WHAT YOU NEED TO DO - Search the records for the string "categoryId", and show each line where it appears.

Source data
[Start of section]

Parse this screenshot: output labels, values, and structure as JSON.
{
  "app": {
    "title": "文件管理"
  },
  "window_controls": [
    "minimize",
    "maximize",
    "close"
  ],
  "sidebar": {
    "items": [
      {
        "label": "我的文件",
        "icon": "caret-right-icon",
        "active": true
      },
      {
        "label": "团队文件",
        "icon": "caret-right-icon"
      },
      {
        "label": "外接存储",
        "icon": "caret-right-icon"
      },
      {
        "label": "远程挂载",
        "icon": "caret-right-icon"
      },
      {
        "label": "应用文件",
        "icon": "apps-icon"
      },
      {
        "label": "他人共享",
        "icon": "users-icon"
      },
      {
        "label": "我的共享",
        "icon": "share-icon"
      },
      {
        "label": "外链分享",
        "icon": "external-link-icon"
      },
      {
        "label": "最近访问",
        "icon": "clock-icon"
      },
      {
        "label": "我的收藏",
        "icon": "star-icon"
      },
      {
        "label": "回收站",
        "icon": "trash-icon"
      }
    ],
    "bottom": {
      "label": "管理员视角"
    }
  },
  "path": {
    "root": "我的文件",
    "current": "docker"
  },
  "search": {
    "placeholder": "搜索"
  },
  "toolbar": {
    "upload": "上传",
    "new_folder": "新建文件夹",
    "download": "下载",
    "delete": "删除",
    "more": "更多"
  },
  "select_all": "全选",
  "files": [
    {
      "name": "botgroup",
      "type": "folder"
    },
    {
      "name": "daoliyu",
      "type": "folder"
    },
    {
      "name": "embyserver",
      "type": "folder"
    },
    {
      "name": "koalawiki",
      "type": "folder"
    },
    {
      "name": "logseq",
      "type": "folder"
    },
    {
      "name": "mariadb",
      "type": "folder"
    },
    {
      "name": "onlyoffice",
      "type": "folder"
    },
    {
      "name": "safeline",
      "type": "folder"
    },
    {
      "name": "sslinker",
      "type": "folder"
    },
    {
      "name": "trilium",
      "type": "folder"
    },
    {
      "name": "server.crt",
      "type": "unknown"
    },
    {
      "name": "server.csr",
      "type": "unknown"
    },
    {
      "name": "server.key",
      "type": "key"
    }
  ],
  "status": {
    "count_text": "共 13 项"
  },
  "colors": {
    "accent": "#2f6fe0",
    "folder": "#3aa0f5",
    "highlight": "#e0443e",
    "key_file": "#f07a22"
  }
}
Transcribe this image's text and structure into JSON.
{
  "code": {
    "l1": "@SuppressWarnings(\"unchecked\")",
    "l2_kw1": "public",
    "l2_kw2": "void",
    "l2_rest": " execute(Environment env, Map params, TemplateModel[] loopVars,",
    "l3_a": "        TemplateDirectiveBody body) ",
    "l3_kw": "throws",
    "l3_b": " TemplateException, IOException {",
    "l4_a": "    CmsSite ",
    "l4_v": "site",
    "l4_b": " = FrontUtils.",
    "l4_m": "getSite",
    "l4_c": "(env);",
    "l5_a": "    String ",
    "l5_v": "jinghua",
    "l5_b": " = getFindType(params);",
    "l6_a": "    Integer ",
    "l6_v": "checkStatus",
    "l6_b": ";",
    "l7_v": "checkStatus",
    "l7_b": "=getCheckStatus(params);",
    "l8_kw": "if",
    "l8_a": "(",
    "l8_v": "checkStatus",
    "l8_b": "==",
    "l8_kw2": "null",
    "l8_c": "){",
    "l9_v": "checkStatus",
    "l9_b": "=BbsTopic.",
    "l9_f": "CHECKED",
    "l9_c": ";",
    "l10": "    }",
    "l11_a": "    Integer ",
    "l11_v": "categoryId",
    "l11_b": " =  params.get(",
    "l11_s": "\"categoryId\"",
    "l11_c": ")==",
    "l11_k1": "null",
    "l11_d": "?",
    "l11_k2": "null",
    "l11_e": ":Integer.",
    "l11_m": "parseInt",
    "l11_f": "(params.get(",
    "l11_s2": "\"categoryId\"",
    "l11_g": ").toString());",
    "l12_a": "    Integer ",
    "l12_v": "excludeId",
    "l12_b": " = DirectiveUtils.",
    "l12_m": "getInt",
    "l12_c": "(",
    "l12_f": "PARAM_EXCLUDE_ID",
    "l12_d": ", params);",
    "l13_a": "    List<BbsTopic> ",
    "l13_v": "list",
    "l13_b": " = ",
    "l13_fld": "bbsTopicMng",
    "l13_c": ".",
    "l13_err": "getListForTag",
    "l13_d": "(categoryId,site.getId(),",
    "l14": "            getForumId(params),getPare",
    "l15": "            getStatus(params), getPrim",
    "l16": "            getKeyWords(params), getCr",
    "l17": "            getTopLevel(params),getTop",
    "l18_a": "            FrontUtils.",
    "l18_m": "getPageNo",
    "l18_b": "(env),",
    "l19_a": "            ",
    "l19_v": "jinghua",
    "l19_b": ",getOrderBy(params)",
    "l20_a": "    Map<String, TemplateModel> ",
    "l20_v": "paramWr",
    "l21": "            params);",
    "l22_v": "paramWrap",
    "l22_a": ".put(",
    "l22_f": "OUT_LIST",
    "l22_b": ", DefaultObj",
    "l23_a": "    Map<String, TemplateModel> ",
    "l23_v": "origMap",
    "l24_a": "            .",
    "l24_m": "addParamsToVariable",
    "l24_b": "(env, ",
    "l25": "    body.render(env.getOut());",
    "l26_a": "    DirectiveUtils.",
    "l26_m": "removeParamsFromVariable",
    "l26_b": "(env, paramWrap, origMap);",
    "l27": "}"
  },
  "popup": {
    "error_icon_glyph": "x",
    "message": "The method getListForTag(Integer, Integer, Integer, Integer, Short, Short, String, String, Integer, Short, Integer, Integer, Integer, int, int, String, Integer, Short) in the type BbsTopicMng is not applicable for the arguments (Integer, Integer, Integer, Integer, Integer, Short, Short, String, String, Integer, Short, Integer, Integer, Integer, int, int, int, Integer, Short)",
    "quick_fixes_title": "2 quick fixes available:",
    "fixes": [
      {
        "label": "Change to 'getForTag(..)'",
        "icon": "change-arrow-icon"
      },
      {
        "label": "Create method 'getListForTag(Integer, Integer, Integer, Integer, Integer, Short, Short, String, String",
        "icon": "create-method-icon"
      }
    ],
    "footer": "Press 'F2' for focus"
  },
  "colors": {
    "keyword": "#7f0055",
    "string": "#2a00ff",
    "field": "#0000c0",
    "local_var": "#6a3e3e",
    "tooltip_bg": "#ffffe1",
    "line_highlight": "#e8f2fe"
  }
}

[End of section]

ANSWER BELOW -
    "l11_v": "categoryId",
    "l11_s": "\"categoryId\"",
    "l11_s2": "\"categoryId\"",
    "l13_d": "(categoryId,site.getId(),",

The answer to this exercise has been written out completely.